Derbyshire Police said people were evacuated from a further 55 homes in Horwich End on Saturday due to ‘a potential increase in risk of adverse weather in the coming days and the ongoing risk of the Toddbrook Reservoir breaching.’
South Yorkshire Fire and Rescue has assisted the taskforce by providing a high volume pump from Aston Park Fire Station in Sheffield, plus a hose layer from Tankersley. The brigade has also sent an operational support office.
Emergency services and the military have managed to lower the water levels at the reservoir by 1.3m since Thursday.

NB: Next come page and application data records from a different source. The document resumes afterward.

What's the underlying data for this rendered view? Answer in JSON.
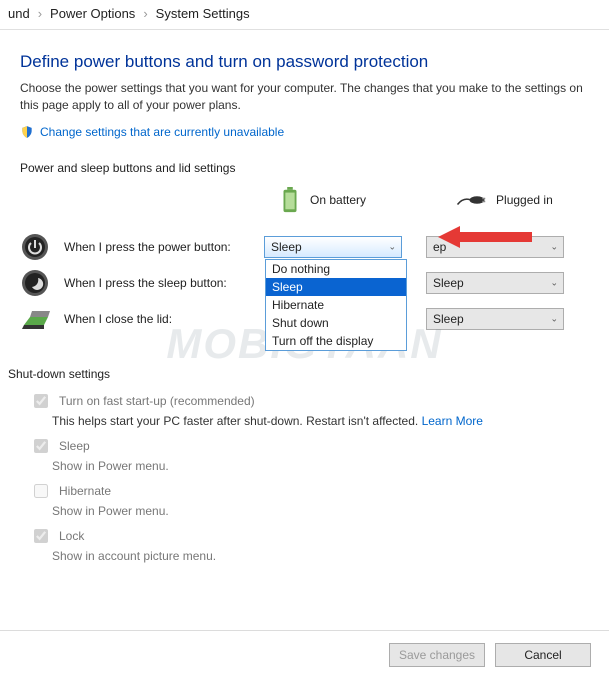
{
  "breadcrumb": {
    "item1": "und",
    "item2": "Power Options",
    "item3": "System Settings"
  },
  "title": "Define power buttons and turn on password protection",
  "description": "Choose the power settings that you want for your computer. The changes that you make to the settings on this page apply to all of your power plans.",
  "unavailable_link": "Change settings that are currently unavailable",
  "section_header": "Power and sleep buttons and lid settings",
  "columns": {
    "battery": "On battery",
    "plugged": "Plugged in"
  },
  "rows": {
    "power": {
      "label": "When I press the power button:",
      "battery_value": "Sleep",
      "plugged_value": "ep",
      "options": [
        "Do nothing",
        "Sleep",
        "Hibernate",
        "Shut down",
        "Turn off the display"
      ]
    },
    "sleep": {
      "label": "When I press the sleep button:",
      "plugged_value": "Sleep"
    },
    "lid": {
      "label": "When I close the lid:",
      "plugged_value": "Sleep"
    }
  },
  "shutdown": {
    "header": "Shut-down settings",
    "fast_startup": {
      "label": "Turn on fast start-up (recommended)",
      "note": "This helps start your PC faster after shut-down. Restart isn't affected.",
      "learn_more": "Learn More",
      "checked": true
    },
    "sleep": {
      "label": "Sleep",
      "note": "Show in Power menu.",
      "checked": true
    },
    "hibernate": {
      "label": "Hibernate",
      "note": "Show in Power menu.",
      "checked": false
    },
    "lock": {
      "label": "Lock",
      "note": "Show in account picture menu.",
      "checked": true
    }
  },
  "footer": {
    "save": "Save changes",
    "cancel": "Cancel"
  },
  "watermark": "MOBIGYAAN"
}
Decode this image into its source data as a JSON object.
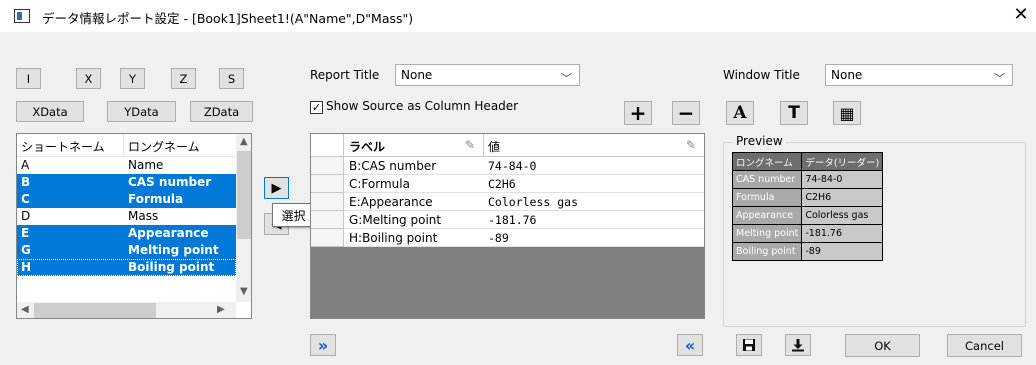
{
  "window": {
    "title": "データ情報レポート設定 - [Book1]Sheet1!(A\"Name\",D\"Mass\")",
    "close_glyph": "✕"
  },
  "axis_buttons": [
    "I",
    "X",
    "Y",
    "Z",
    "S"
  ],
  "data_buttons": [
    "XData",
    "YData",
    "ZData"
  ],
  "column_list": {
    "headers": [
      "ショートネーム",
      "ロングネーム"
    ],
    "rows": [
      {
        "short": "A",
        "long": "Name",
        "selected": false
      },
      {
        "short": "B",
        "long": "CAS number",
        "selected": true
      },
      {
        "short": "C",
        "long": "Formula",
        "selected": true
      },
      {
        "short": "D",
        "long": "Mass",
        "selected": false
      },
      {
        "short": "E",
        "long": "Appearance",
        "selected": true
      },
      {
        "short": "G",
        "long": "Melting point",
        "selected": true
      },
      {
        "short": "H",
        "long": "Boiling point",
        "selected": true
      }
    ]
  },
  "move_right_glyph": "▶",
  "move_left_glyph": "◀",
  "tooltip": "選択",
  "report_title": {
    "label": "Report Title",
    "value": "None"
  },
  "show_source": {
    "label": "Show Source as Column Header",
    "checked": true
  },
  "grid": {
    "headers": [
      "ラベル",
      "値"
    ],
    "rows": [
      {
        "label": "B:CAS number",
        "value": "74-84-0"
      },
      {
        "label": "C:Formula",
        "value": "C2H6"
      },
      {
        "label": "E:Appearance",
        "value": "Colorless gas"
      },
      {
        "label": "G:Melting point",
        "value": "-181.76"
      },
      {
        "label": "H:Boiling point",
        "value": "-89"
      }
    ]
  },
  "add_glyph": "+",
  "remove_glyph": "−",
  "window_title": {
    "label": "Window Title",
    "value": "None"
  },
  "format_buttons": {
    "font": "A",
    "text": "T",
    "table": "▦"
  },
  "preview": {
    "label": "Preview",
    "headers": [
      "ロングネーム",
      "データ(リーダー)"
    ],
    "rows": [
      [
        "CAS number",
        "74-84-0"
      ],
      [
        "Formula",
        "C2H6"
      ],
      [
        "Appearance",
        "Colorless gas"
      ],
      [
        "Melting point",
        "-181.76"
      ],
      [
        "Boiling point",
        "-89"
      ]
    ]
  },
  "expand_glyph": "»",
  "collapse_glyph": "«",
  "footer": {
    "ok": "OK",
    "cancel": "Cancel"
  },
  "colors": {
    "selection": "#0078d7",
    "accent_icons": "#0b57c9"
  }
}
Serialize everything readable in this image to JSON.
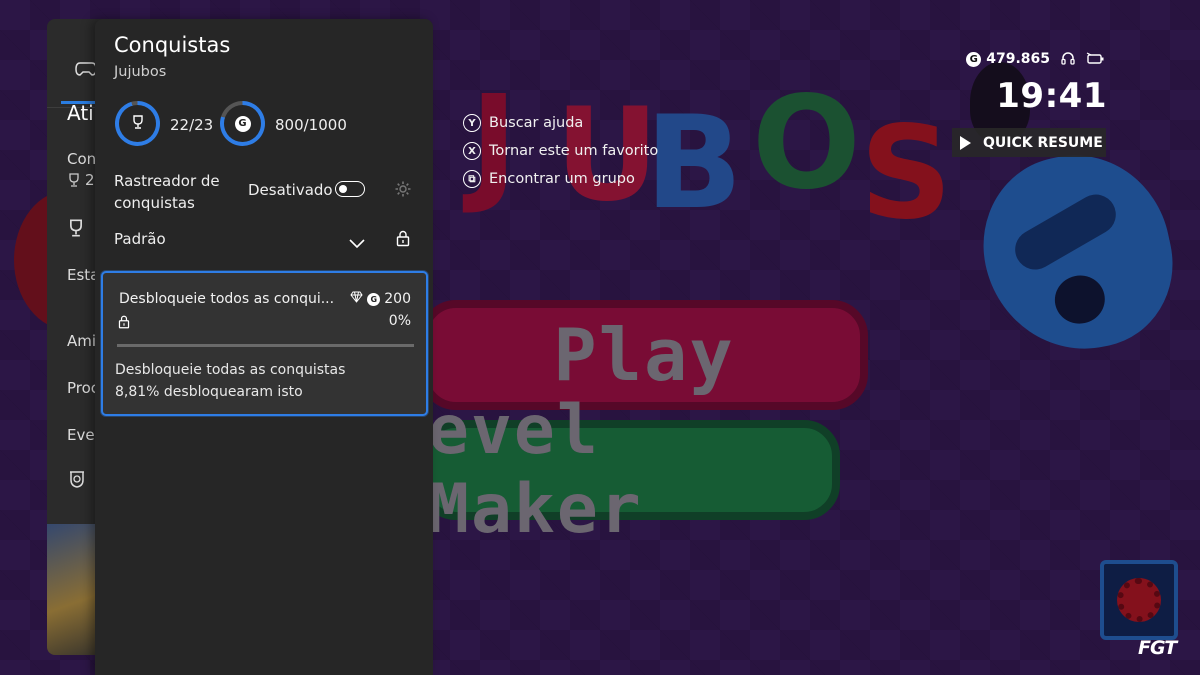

However, forecasters have said as much as 1.6ins of of rain could fall in just two hours later today.
Derbyshire's deputy chief fire officer, Gavin Tomlinson, said crews were working to get "ahead of the curve" and "minimise the impact of any bad weather that does materialise."
The Canal and River Trust estimated the reservoir was at 83 per cent of its capacity by Saturday afternoon after 23 million gallons of water was pumped out in 12 hours.
An RAF Chinook helicopter put 400 tonnes of sandbags on the affected part of the dam on Friday - adding a further 70 on Saturday.
Daniel Greenhalgh, from the trust, which owns the reservoir and dam, warned: "We are not out of the woods yet.
"The last estimate was that residents could be out of their homes for seven days yet."
On Saturday residents were allowed to return to their homes ‘at their own risk’ for 15 minutes to pick up pets and essentials.
However, with the threat of further adverse weather, the taskforce has now stopped this and nobody is allowed back to the small town for the time being.
Police, the Environment Agency, and the Canal and River Trust have all said there is a "real risk" the 188-year-old dam could collapse and flood the town.
The Met Office has issued a yellow weather warning for much of northern England and the Midlands, including the area around the reservoir.
The Canal and River Trust has defended the maintenance and safety of the structure, which was built in 1831.
Mr Greenhalgh said: "This dam was inspected regularly, by us and an independent engineer.
"It needs to be remembered there was a huge amount of rain in a short time and this flooded the area."
Prime Minister Boris Johnson visited on Friday and promised a "major rebuild" of the dam.
The train line between Sheffield and Manchester is expected to remain closed until at least Tuesday morning as the efforts continue.